When choosing a crate, make sure it’s large enough for your puppy to stand, turn around, and lie down, but not so large that they could use one corner as a toilet. Begin by placing your puppy in the crate for short periods of time, gradually increasing the duration as your pet becomes more comfortable.
It is essential to remember that the crate should never be used as a form of punishment. Instead, it should be a safe and comfortable space for your puppy.
Despite your best efforts, accidents will happen. The key is to handle them calmly and positively. Never punish your puppy for accidents, as this can create fear and confusion. Instead, calmly clean up the mess with an enzyme-based cleaner to remove any scents that may attract your puppy back to the spot.
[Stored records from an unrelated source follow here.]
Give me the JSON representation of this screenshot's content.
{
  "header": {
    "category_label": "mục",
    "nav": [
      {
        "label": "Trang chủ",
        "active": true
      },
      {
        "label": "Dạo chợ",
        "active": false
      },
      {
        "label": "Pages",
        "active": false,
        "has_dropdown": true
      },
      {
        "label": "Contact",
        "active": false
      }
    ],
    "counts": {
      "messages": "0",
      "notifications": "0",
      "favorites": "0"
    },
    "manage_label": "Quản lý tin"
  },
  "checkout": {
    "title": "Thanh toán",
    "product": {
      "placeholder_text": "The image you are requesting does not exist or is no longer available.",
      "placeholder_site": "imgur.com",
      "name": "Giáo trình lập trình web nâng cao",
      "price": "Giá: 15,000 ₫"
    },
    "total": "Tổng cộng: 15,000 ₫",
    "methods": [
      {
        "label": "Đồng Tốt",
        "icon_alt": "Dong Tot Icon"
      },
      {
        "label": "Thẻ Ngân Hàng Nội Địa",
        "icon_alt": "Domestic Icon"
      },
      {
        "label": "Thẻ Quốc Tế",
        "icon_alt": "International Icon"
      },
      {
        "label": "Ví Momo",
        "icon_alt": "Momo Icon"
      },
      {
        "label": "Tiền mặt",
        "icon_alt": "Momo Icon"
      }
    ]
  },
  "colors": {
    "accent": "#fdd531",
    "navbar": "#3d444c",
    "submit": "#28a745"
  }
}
If you catch your puppy in the act, interrupt them with a gentle, firm voice and immediately take them to their designated potty area. Praise them when they finish outside to reinforce the positive behavior.
Remember, housetraining is a process that requires time, patience, and consistency. There will be times of frustration, but remaining calm and supportive will make the journey smoother. You and your little friend are on this journey together, learning from each other every step of the way.
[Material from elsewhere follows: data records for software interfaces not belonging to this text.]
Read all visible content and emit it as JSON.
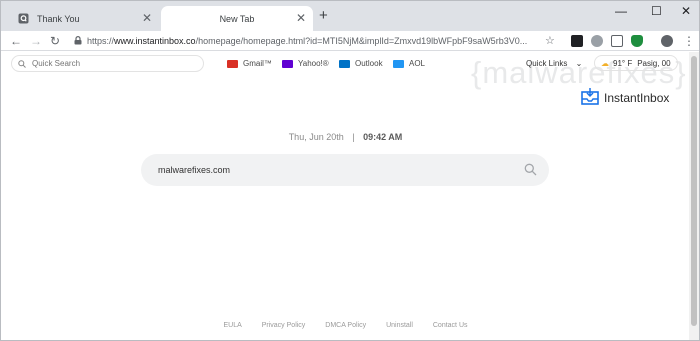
{
  "tabs": [
    {
      "title": "Thank You",
      "active": false
    },
    {
      "title": "New Tab",
      "active": true
    }
  ],
  "toolbar": {
    "url_prefix": "https://",
    "url_host": "www.instantinbox.co",
    "url_path": "/homepage/homepage.html?id=MTI5NjM&implId=Zmxvd19lbWFpbF9saW5rb3V0..."
  },
  "page": {
    "quick_search_placeholder": "Quick Search",
    "mail_links": [
      {
        "label": "Gmail™",
        "color": "#d93025"
      },
      {
        "label": "Yahoo!®",
        "color": "#6001d2"
      },
      {
        "label": "Outlook",
        "color": "#0072c6"
      },
      {
        "label": "AOL",
        "color": "#2196f3"
      }
    ],
    "quick_links_label": "Quick Links",
    "weather": {
      "temp": "91° F",
      "location": "Pasig, 00"
    },
    "brand_name": "InstantInbox",
    "watermark": "{malwarefixes}",
    "date": "Thu, Jun 20th",
    "separator": "|",
    "time": "09:42 AM",
    "search_value": "malwarefixes.com",
    "footer_links": [
      "EULA",
      "Privacy Policy",
      "DMCA Policy",
      "Uninstall",
      "Contact Us"
    ]
  },
  "colors": {
    "accent": "#1a73e8",
    "tab_strip": "#dee1e6"
  }
}
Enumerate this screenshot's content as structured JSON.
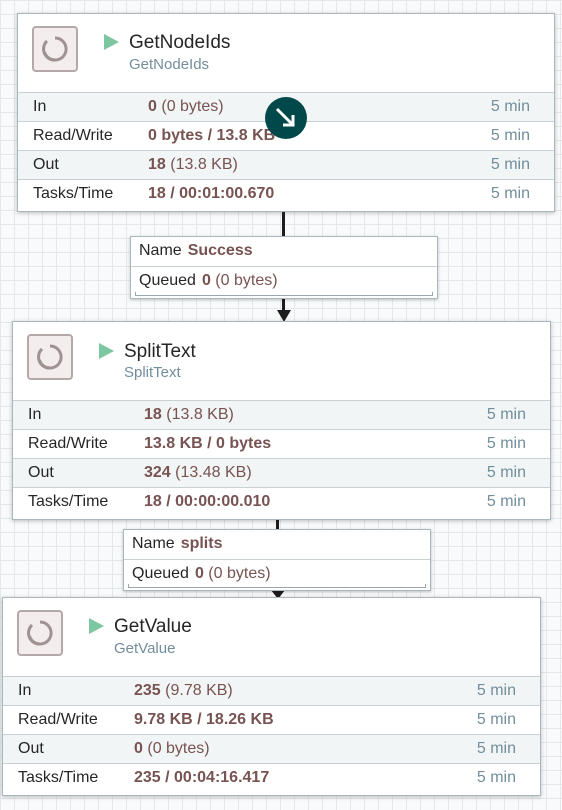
{
  "processors": [
    {
      "name": "GetNodeIds",
      "type": "GetNodeIds",
      "rows": [
        {
          "label": "In",
          "value": "0",
          "detail": "(0 bytes)",
          "time": "5 min"
        },
        {
          "label": "Read/Write",
          "value": "0 bytes / 13.8 KB",
          "detail": "",
          "time": "5 min"
        },
        {
          "label": "Out",
          "value": "18",
          "detail": "(13.8 KB)",
          "time": "5 min"
        },
        {
          "label": "Tasks/Time",
          "value": "18 / 00:01:00.670",
          "detail": "",
          "time": "5 min"
        }
      ]
    },
    {
      "name": "SplitText",
      "type": "SplitText",
      "rows": [
        {
          "label": "In",
          "value": "18",
          "detail": "(13.8 KB)",
          "time": "5 min"
        },
        {
          "label": "Read/Write",
          "value": "13.8 KB / 0 bytes",
          "detail": "",
          "time": "5 min"
        },
        {
          "label": "Out",
          "value": "324",
          "detail": "(13.48 KB)",
          "time": "5 min"
        },
        {
          "label": "Tasks/Time",
          "value": "18 / 00:00:00.010",
          "detail": "",
          "time": "5 min"
        }
      ]
    },
    {
      "name": "GetValue",
      "type": "GetValue",
      "rows": [
        {
          "label": "In",
          "value": "235",
          "detail": "(9.78 KB)",
          "time": "5 min"
        },
        {
          "label": "Read/Write",
          "value": "9.78 KB / 18.26 KB",
          "detail": "",
          "time": "5 min"
        },
        {
          "label": "Out",
          "value": "0",
          "detail": "(0 bytes)",
          "time": "5 min"
        },
        {
          "label": "Tasks/Time",
          "value": "235 / 00:04:16.417",
          "detail": "",
          "time": "5 min"
        }
      ]
    }
  ],
  "connections": [
    {
      "name_label": "Name",
      "name_value": "Success",
      "queued_label": "Queued",
      "queued_value": "0",
      "queued_detail": "(0 bytes)"
    },
    {
      "name_label": "Name",
      "name_value": "splits",
      "queued_label": "Queued",
      "queued_value": "0",
      "queued_detail": "(0 bytes)"
    }
  ],
  "colors": {
    "run": "#7dc7a0",
    "value": "#775351",
    "time": "#728e9b",
    "badge": "#004849"
  },
  "icons": {
    "processor": "processor-icon",
    "run": "play-icon",
    "badge": "expand-arrow-icon"
  }
}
Feeding your puppy at regular times each day will help regulate their potty breaks. This is because what goes in on a regular schedule will come out on a regular schedule. Establish a feeding schedule based on your puppy’s age, breed and size.
Very young puppies, under 12 weeks old, typically need to eat three to four times a day. Feeding your puppy at the same times each day will make it more likely that they’ll eliminate at consistent times as well, making house training easier for both of you.
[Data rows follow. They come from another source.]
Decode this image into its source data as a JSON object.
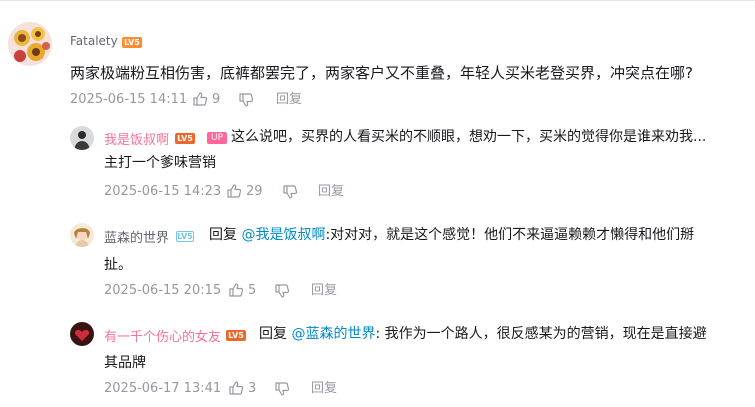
{
  "comments": [
    {
      "username": "Fatalety",
      "level": "LV5",
      "content": "两家极端粉互相伤害，底裤都罢完了，两家客户又不重叠，年轻人买米老登买界，冲突点在哪?",
      "time": "2025-06-15 14:11",
      "likes": "9",
      "reply_label": "回复"
    }
  ],
  "replies": [
    {
      "username": "我是饭叔啊",
      "level": "LV5",
      "badge": "UP",
      "line1": "这么说吧，买界的人看买米的不顺眼，想劝一下，买米的觉得你是谁来劝我...",
      "line2": "主打一个爹味营销",
      "time": "2025-06-15 14:23",
      "likes": "29",
      "reply_label": "回复"
    },
    {
      "username": "蓝森的世界",
      "level": "LV5",
      "reply_prefix": "回复",
      "mention": "@我是饭叔啊",
      "line1": ":对对对，就是这个感觉！他们不来逼逼赖赖才懒得和他们掰",
      "line2": "扯。",
      "time": "2025-06-15 20:15",
      "likes": "5",
      "reply_label": "回复"
    },
    {
      "username": "有一千个伤心的女友",
      "level": "LV5",
      "reply_prefix": "回复",
      "mention": "@蓝森的世界",
      "line1": ": 我作为一个路人，很反感某为的营销，现在是直接避",
      "line2": "其品牌",
      "time": "2025-06-17 13:41",
      "likes": "3",
      "reply_label": "回复"
    }
  ],
  "icons": {
    "like": "thumbs-up-icon",
    "dislike": "thumbs-down-icon"
  },
  "colors": {
    "vip_pink": "#fb7299",
    "normal_name": "#61666d",
    "level_orange": "#ff8b33",
    "level_blue": "#73c9e5",
    "level_red": "#ee672a",
    "mention_blue": "#008ac5",
    "meta_gray": "#9499a0"
  }
}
Try not to change this feeding schedule abruptly. If you must make changes, do it gradually over a period of a few days to a week. This will help prevent stomach upset and make adapting easier for your puppy.
Remember, even if your puppy finishes their food quickly, do not feed them again until the next scheduled time. Overfeeding could lead to digestive problems and even obesity in adult dogs. Instead, provide ample fresh water to keep your puppy hydrated.
It’s also important to take your puppy for a walk or engage in some form of dog sports or playtime after meals. This not only helps with digestion but also reinforces the training process by providing an opportunity for a potty break.
While many pet parents start their puppies with indoor toilet training using puppy pads, the ultimate goal is to have the puppy reliably using the outdoor space. The transition from puppy pads to outdoor potty can be tricky but with a few steps, it can be done smoothly.
Start by gradually moving the puppy pad closer to the door that leads outside. This process can take a few days to a week. Once the pad is at the door, start taking your puppy outside immediately after they use the pad. This helps create an association between going to the door and going outside to potty.
Next, eliminate the pad entirely and begin to take your puppy outside at regular intervals, especially after meals, naps, and playtime. Remember, consistency is key. The more consistent you are, the faster your puppy will adapt to these changes.
In conclusion, housetraining your puppy is a significant challenge, but with the right strategies and a whole lot of patience, it’s an entirely achievable goal. The process is all about understanding your pup’s needs, establishing firm routines – such as a potty schedule and feeding schedule – and implementing effective methods like crate training and transitioning from puppy pads to outdoor potty.
Remember to manage accidents calmly and never use punishment as a training tool. Instead, focus on reinforcing positive behaviors and creating a safe, comfortable environment for your puppy. Your efforts now will pay off in the long run, leading to a happy, well-adjusted adult dog.
This journey will serve to strengthen the bond between you and your furry friend, teaching you both invaluable lessons about patience, understanding, and teamwork. So keep your spirits high and remember, you’re not alone in this. You have a furry companion who’s learning and growing with you every step of the way. Happy housetraining!